Go through the listing and copy each line that has the string "Activar" in it.
** Opening SOURCE MATERIAL block **
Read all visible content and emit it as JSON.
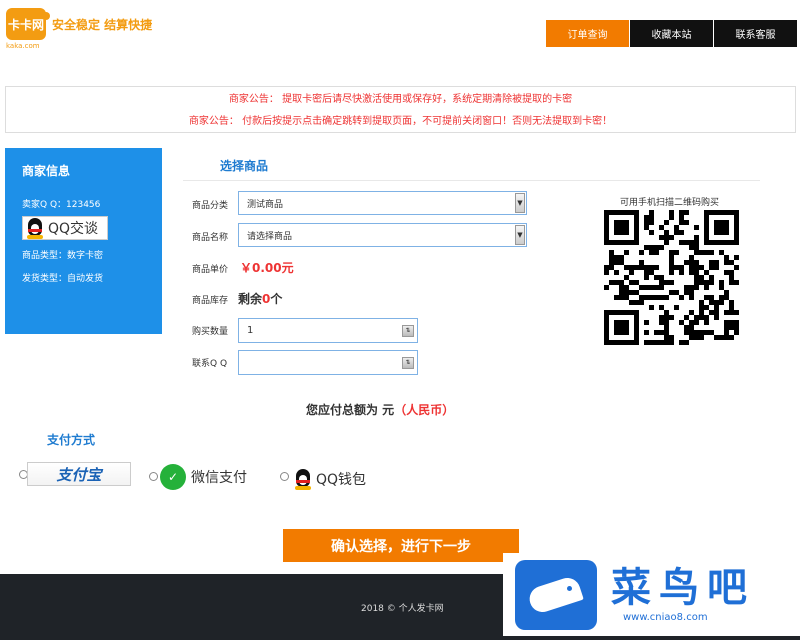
{
  "header": {
    "logo_mark": "卡卡网",
    "logo_sub": "kaka.com",
    "slogan": "安全稳定 结算快捷",
    "nav": [
      {
        "label": "订单查询",
        "active": true
      },
      {
        "label": "收藏本站",
        "active": false
      },
      {
        "label": "联系客服",
        "active": false
      }
    ]
  },
  "notice": {
    "line1": "商家公告： 提取卡密后请尽快激活使用或保存好，系统定期清除被提取的卡密",
    "line2": "商家公告： 付款后按提示点击确定跳转到提取页面，不可提前关闭窗口！否则无法提取到卡密！"
  },
  "merchant": {
    "title": "商家信息",
    "seller_qq": "卖家Q Q：123456",
    "qq_chat": "QQ交谈",
    "product_type": "商品类型：数字卡密",
    "delivery_type": "发货类型：自动发货"
  },
  "product": {
    "section_title": "选择商品",
    "category_label": "商品分类",
    "category_value": "测试商品",
    "name_label": "商品名称",
    "name_value": "请选择商品",
    "price_label": "商品单价",
    "price_value": "￥0.00元",
    "stock_label": "商品库存",
    "stock_prefix": "剩余",
    "stock_count": "0",
    "stock_suffix": "个",
    "qty_label": "购买数量",
    "qty_value": "1",
    "contact_label": "联系Q Q",
    "contact_value": ""
  },
  "qr": {
    "caption": "可用手机扫描二维码购买"
  },
  "total": {
    "prefix": "您应付总额为 元",
    "currency": "（人民币）"
  },
  "payment": {
    "title": "支付方式",
    "alipay": "支付宝",
    "wechat": "微信支付",
    "qqwallet": "QQ钱包"
  },
  "confirm_label": "确认选择，进行下一步",
  "footer": {
    "text": "2018 © 个人发卡网"
  },
  "watermark": {
    "name": "菜鸟吧",
    "url": "www.cniao8.com"
  },
  "colors": {
    "accent": "#f27b00",
    "merchant_bg": "#1e90e8",
    "notice_text": "#e33333",
    "section_blue": "#1e7bd0",
    "footer_bg": "#1f2328"
  }
}
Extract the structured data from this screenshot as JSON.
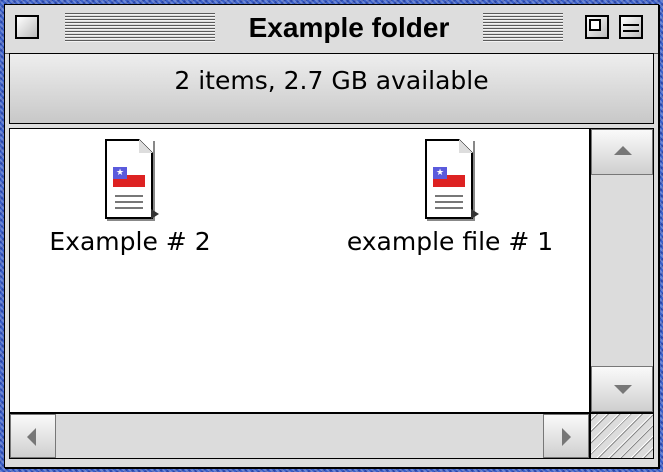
{
  "window": {
    "title": "Example folder",
    "info": "2 items, 2.7 GB available"
  },
  "files": [
    {
      "name": "Example # 2",
      "icon": "document-alias-icon"
    },
    {
      "name": "example file # 1",
      "icon": "document-alias-icon"
    }
  ],
  "colors": {
    "desktop": "#3a5fc8",
    "window_chrome": "#dddddd",
    "content": "#ffffff"
  }
}
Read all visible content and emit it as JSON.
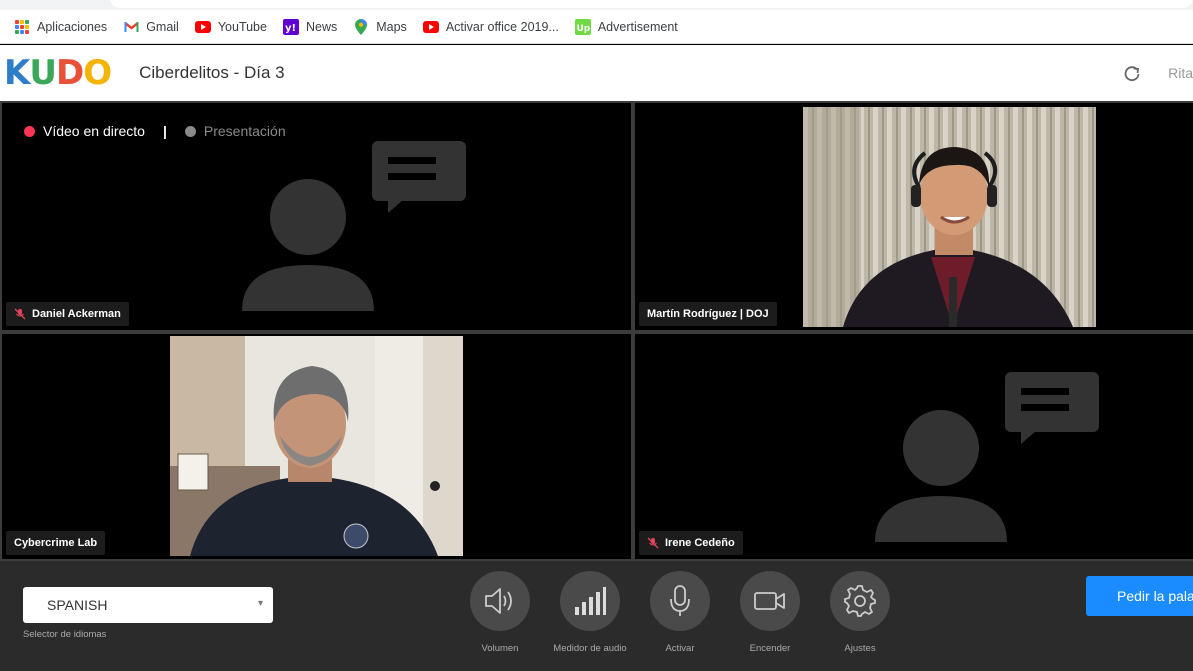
{
  "bookmarks": [
    {
      "label": "Aplicaciones",
      "icon": "apps-grid-icon"
    },
    {
      "label": "Gmail",
      "icon": "gmail-icon"
    },
    {
      "label": "YouTube",
      "icon": "youtube-icon"
    },
    {
      "label": "News",
      "icon": "yahoo-icon"
    },
    {
      "label": "Maps",
      "icon": "maps-pin-icon"
    },
    {
      "label": "Activar office 2019...",
      "icon": "youtube-icon"
    },
    {
      "label": "Advertisement",
      "icon": "upwork-icon"
    }
  ],
  "header": {
    "logo_letters": [
      "K",
      "U",
      "D",
      "O"
    ],
    "logo_colors": [
      "#2e7dc8",
      "#3aa858",
      "#e8503a",
      "#f4b400"
    ],
    "session_title": "Ciberdelitos - Día 3",
    "user_name": "Rita"
  },
  "stage": {
    "live_label": "Vídeo en directo",
    "separator": "|",
    "presentation_label": "Presentación",
    "live_color": "#ff3355",
    "presentation_color": "#8a8a8a"
  },
  "participants": [
    {
      "name": "Daniel Ackerman",
      "muted": true,
      "video": false
    },
    {
      "name": "Martín Rodríguez | DOJ",
      "muted": false,
      "video": true
    },
    {
      "name": "Cybercrime Lab",
      "muted": false,
      "video": true
    },
    {
      "name": "Irene Cedeño",
      "muted": true,
      "video": false
    }
  ],
  "controls": {
    "language_value": "SPANISH",
    "language_caption": "Selector de idiomas",
    "buttons": [
      {
        "label": "Volumen",
        "icon": "speaker-icon"
      },
      {
        "label": "Medidor de audio",
        "icon": "signal-bars-icon"
      },
      {
        "label": "Activar",
        "icon": "microphone-icon"
      },
      {
        "label": "Encender",
        "icon": "camera-icon"
      },
      {
        "label": "Ajustes",
        "icon": "gear-icon"
      }
    ],
    "floor_button": "Pedir la pala"
  },
  "colors": {
    "accent": "#1a8cff",
    "muted_icon": "#e0435a"
  }
}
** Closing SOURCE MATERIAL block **
== FINISHED EXERCISE ==
      "label": "Activar office 2019...",
        "label": "Activar",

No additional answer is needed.